Tlou may have been the first company to attract the ire of the regulator, but it would not be the last. In the space of a month, between early-December 2022 and early-January 2023, ASIC would fine three more organisations:
Thus far, ASIC has only targeted publicly listed entities. The directors and shareholders of a small, proprietary company might be forgiven for breathing a sigh of relief as it is true that large, publicly listed entities tend to take the heat for unsatisfactory climate related disclosures. Proceedings regarding misleading or deceptive net zero claims (ACCR v Santos Ltd) and lawsuits by investors demanding that companies truthfully disclose their gas and fossil fuel connections (Abrahams v CBA, O’Donnell v Commonwealth) have all centred around public companies or the Commonwealth.
Nevertheless, ASIC’s campaign against greenwashing will not end with ASX listed entities. Proprietary companies are subject to the same misleading and deceptive conduct provisions as public companies, meaning that they are just as liable and just as exposed.
All companies should ensure that their environmental, social governance (ESG) credentials are up-to-date and substantiated. Companies should use caution when making representations about the environmental, ethical dimensions of their services. Companies should also avoid vague terms like “eco-friendly” and, where possible, avoid using diagrams and illustrations unless they can be backed-up with evidence. To be clear, all claims should be evidenced, realistic and conveyed in plain language to avoid any ambiguity. Any ‘qualified’ representations or exceptions must be prominently and obviously disclaimed so that the audience has a reasonable opportunity to read them.
As at 28 February 2023, ASIC has commenced its first court proceedings against alleged greenwashing conduct. The corporate regulator has commenced civil penalty proceedings in the Federal Court against Mercer Superannuation (Australia) Ltd (Mercer) for misleading statements about the sustainable nature and characteristics of some of its superannuation investment options. – Watch this space.
In a rapidly changing regulatory environment, it is important to get good advice on the legal risks you face as a business to ensure you can achieve and maintain compliance.
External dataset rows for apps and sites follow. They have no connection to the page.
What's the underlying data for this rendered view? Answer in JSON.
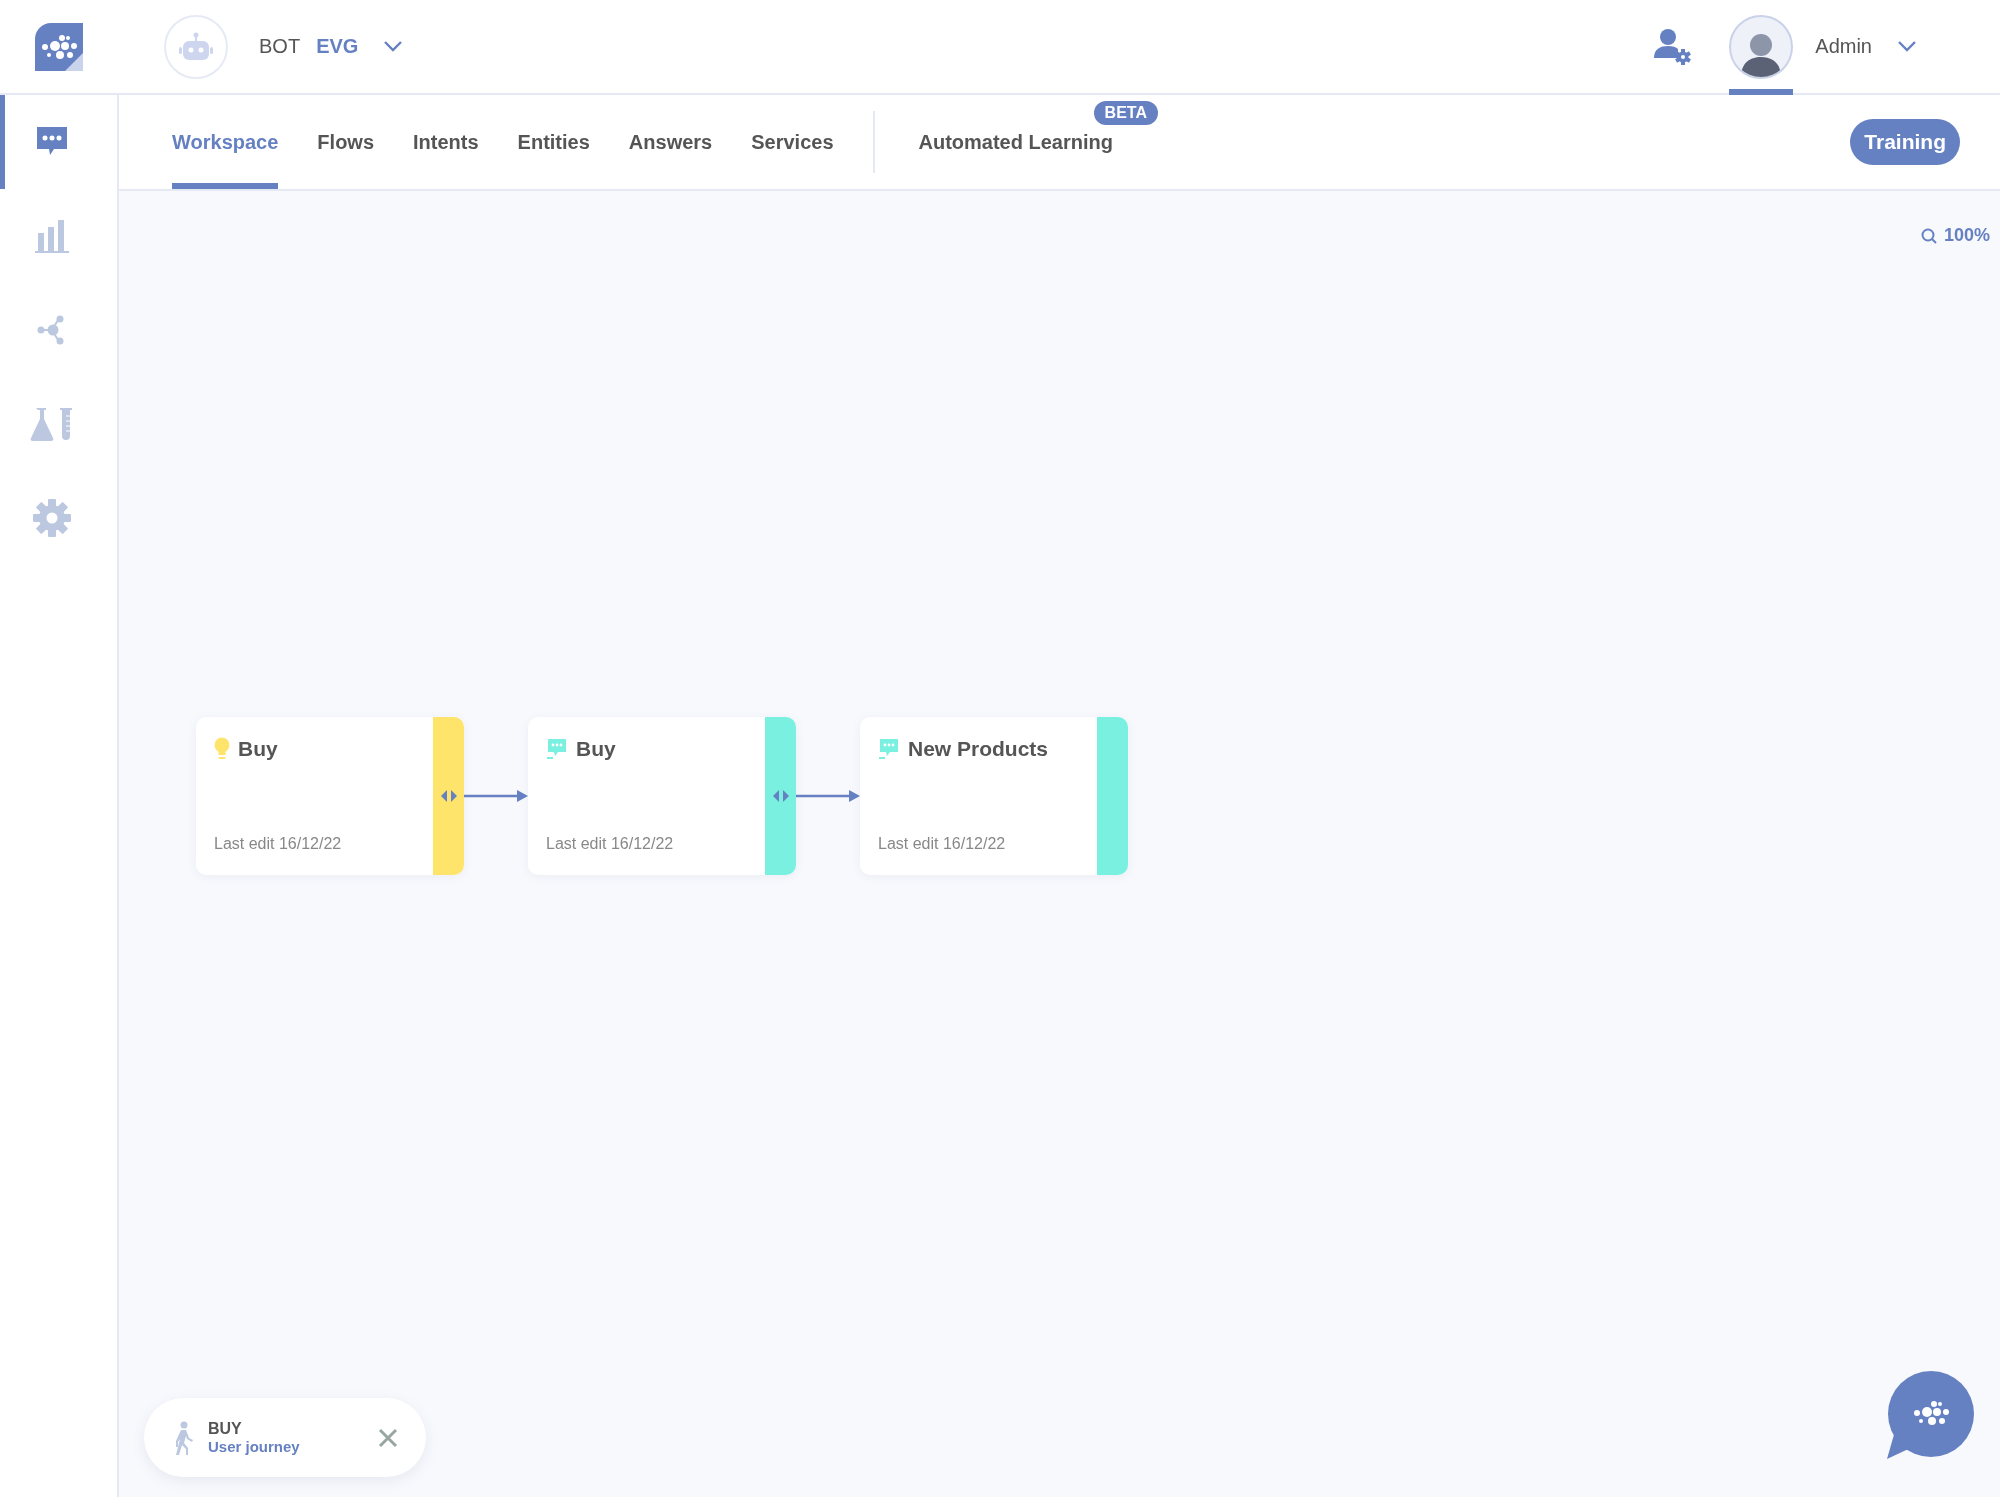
{
  "header": {
    "bot_label": "BOT",
    "bot_name": "EVG",
    "user_name": "Admin"
  },
  "sidebar": {
    "items": [
      {
        "kind": "chat",
        "selected": true
      },
      {
        "kind": "stats",
        "selected": false
      },
      {
        "kind": "graph",
        "selected": false
      },
      {
        "kind": "lab",
        "selected": false
      },
      {
        "kind": "settings",
        "selected": false
      }
    ]
  },
  "tabs": [
    {
      "label": "Workspace",
      "selected": true
    },
    {
      "label": "Flows",
      "selected": false
    },
    {
      "label": "Intents",
      "selected": false
    },
    {
      "label": "Entities",
      "selected": false
    },
    {
      "label": "Answers",
      "selected": false
    },
    {
      "label": "Services",
      "selected": false
    },
    {
      "label": "Automated Learning",
      "selected": false,
      "badge": "BETA"
    }
  ],
  "training_button": "Training",
  "zoom": "100%",
  "nodes": [
    {
      "kind": "intent",
      "title": "Buy",
      "meta": "Last edit 16/12/22",
      "color": "#ffe46b",
      "has_output": true
    },
    {
      "kind": "answer",
      "title": "Buy",
      "meta": "Last edit 16/12/22",
      "color": "#7af0e0",
      "has_output": true
    },
    {
      "kind": "answer",
      "title": "New Products",
      "meta": "Last edit 16/12/22",
      "color": "#7af0e0",
      "has_output": false
    }
  ],
  "journey": {
    "title": "BUY",
    "subtitle": "User journey"
  }
}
If you have any questions or wish to discuss your circumstances with a lawyer, please contact the BAL Lawyers Business & Commercial team on 02 6274 0999.